The almond milk itself is thick, creamy and fantastic to drink. It can also be used successfully to cook with, although I found it didn’t make good hot chocolate since it went too gloopy when heated thoroughly and the sweetness of the almonds overpowered the cocoa.
Almond meal (coarse remnants) – leftovers from step 3
- Spread the almond meal thinly over a baking sheet (you’ll probably need to do this in several batches).
- Place in an oven heated to 150C/300F and dry thoroughly, stirring frequently.
- Once dried you may choose to use a pestle and mortar to break it down so that the bigger lumps are crumbled.
- Store in an airtight container and use instead of breadcrumbs for breaded chicken, stuffing, cakes, cookies, as a few example.
Almond paste (fine remnants) – leftovers from step 4
If you have a dehydrator, use it to dry this to a fine white powder.
If you don’t have a dehydrator then try the following.
- Spread the paste thinly over a baking sheet.

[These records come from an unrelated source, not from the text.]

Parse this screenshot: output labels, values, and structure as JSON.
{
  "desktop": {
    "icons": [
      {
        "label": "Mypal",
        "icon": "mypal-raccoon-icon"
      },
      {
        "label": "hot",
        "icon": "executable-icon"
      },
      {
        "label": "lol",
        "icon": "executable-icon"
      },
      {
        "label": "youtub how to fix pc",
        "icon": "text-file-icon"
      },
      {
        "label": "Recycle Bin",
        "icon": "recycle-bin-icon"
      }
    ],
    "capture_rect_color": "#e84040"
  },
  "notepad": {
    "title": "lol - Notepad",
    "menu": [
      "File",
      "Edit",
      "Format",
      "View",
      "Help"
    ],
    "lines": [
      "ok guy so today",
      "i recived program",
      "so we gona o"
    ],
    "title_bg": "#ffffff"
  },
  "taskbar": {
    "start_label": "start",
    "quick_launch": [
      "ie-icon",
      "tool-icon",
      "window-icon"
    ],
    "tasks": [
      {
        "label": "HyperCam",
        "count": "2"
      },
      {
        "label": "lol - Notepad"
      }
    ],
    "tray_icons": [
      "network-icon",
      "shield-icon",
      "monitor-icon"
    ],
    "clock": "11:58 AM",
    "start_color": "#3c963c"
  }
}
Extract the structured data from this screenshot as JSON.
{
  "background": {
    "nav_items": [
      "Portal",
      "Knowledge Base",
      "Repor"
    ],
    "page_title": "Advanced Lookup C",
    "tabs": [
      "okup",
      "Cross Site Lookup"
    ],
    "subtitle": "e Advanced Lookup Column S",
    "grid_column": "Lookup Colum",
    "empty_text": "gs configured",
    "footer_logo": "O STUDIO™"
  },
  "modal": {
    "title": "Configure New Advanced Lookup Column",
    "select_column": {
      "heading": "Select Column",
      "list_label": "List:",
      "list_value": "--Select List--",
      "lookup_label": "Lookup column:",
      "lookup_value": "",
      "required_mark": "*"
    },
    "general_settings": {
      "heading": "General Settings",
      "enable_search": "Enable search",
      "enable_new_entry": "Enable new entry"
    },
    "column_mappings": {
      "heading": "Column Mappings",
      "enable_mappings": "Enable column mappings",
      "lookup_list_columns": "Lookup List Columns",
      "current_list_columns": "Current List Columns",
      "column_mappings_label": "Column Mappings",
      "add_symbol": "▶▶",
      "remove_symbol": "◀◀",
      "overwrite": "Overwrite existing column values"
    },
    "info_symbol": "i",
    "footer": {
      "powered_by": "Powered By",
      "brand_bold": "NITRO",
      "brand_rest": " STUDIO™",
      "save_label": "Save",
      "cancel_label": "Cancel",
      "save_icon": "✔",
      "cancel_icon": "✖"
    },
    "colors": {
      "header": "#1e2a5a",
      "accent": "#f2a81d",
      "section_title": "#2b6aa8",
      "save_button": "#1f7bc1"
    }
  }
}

- Place in a medium-cool oven 130-150C (250-300F) and dry slowly, checking it often to make sure it isn’t browning.
Once dry you are left with fine white almond flour which can be stored for use instead of flour in baking. However, if you are relying on the leftovers of almond milk for some baking then you’ll need to make a lot of almond milk. My 2 litre batch left me with just over a teaspoon of almond flour (and I confess that I binned it since I had nowhere to store it and no way to use it in the foreseeable future).
I hope these two posts on almonds have been helpful and that you enjoy the messy but fulfilling experience of making your own almond milk.